BEGIN Task inputs

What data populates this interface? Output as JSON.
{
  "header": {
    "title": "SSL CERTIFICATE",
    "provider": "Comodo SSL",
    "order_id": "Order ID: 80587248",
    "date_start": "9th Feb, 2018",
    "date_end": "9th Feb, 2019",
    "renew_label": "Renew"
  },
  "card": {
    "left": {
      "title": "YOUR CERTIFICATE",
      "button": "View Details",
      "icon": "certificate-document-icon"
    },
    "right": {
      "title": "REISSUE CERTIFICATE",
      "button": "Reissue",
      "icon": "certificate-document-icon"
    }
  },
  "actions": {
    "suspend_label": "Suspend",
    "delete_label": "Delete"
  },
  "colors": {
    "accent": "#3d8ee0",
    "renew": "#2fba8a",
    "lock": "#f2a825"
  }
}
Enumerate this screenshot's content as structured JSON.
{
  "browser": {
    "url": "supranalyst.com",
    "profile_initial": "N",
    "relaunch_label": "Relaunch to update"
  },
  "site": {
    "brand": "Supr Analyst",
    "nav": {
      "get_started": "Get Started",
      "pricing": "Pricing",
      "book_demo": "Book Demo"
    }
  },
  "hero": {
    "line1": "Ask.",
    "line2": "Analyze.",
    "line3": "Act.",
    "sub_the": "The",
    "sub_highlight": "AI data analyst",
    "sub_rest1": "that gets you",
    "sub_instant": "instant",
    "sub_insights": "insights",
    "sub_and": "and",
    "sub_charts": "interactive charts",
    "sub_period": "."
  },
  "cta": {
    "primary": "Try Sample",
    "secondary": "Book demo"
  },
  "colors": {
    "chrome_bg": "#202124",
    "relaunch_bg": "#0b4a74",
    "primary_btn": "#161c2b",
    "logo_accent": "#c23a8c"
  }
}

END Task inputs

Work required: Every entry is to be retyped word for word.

Task result:
What data populates this interface? Output as JSON.
{
  "header": {
    "title": "SSL CERTIFICATE",
    "provider": "Comodo SSL",
    "order_id": "Order ID: 80587248",
    "date_start": "9th Feb, 2018",
    "date_end": "9th Feb, 2019",
    "renew_label": "Renew"
  },
  "card": {
    "left": {
      "title": "YOUR CERTIFICATE",
      "button": "View Details",
      "icon": "certificate-document-icon"
    },
    "right": {
      "title": "REISSUE CERTIFICATE",
      "button": "Reissue",
      "icon": "certificate-document-icon"
    }
  },
  "actions": {
    "suspend_label": "Suspend",
    "delete_label": "Delete"
  },
  "colors": {
    "accent": "#3d8ee0",
    "renew": "#2fba8a",
    "lock": "#f2a825"
  }
}
Enumerate this screenshot's content as structured JSON.
{
  "browser": {
    "url": "supranalyst.com",
    "profile_initial": "N",
    "relaunch_label": "Relaunch to update"
  },
  "site": {
    "brand": "Supr Analyst",
    "nav": {
      "get_started": "Get Started",
      "pricing": "Pricing",
      "book_demo": "Book Demo"
    }
  },
  "hero": {
    "line1": "Ask.",
    "line2": "Analyze.",
    "line3": "Act.",
    "sub_the": "The",
    "sub_highlight": "AI data analyst",
    "sub_rest1": "that gets you",
    "sub_instant": "instant",
    "sub_insights": "insights",
    "sub_and": "and",
    "sub_charts": "interactive charts",
    "sub_period": "."
  },
  "cta": {
    "primary": "Try Sample",
    "secondary": "Book demo"
  },
  "colors": {
    "chrome_bg": "#202124",
    "relaunch_bg": "#0b4a74",
    "primary_btn": "#161c2b",
    "logo_accent": "#c23a8c"
  }
}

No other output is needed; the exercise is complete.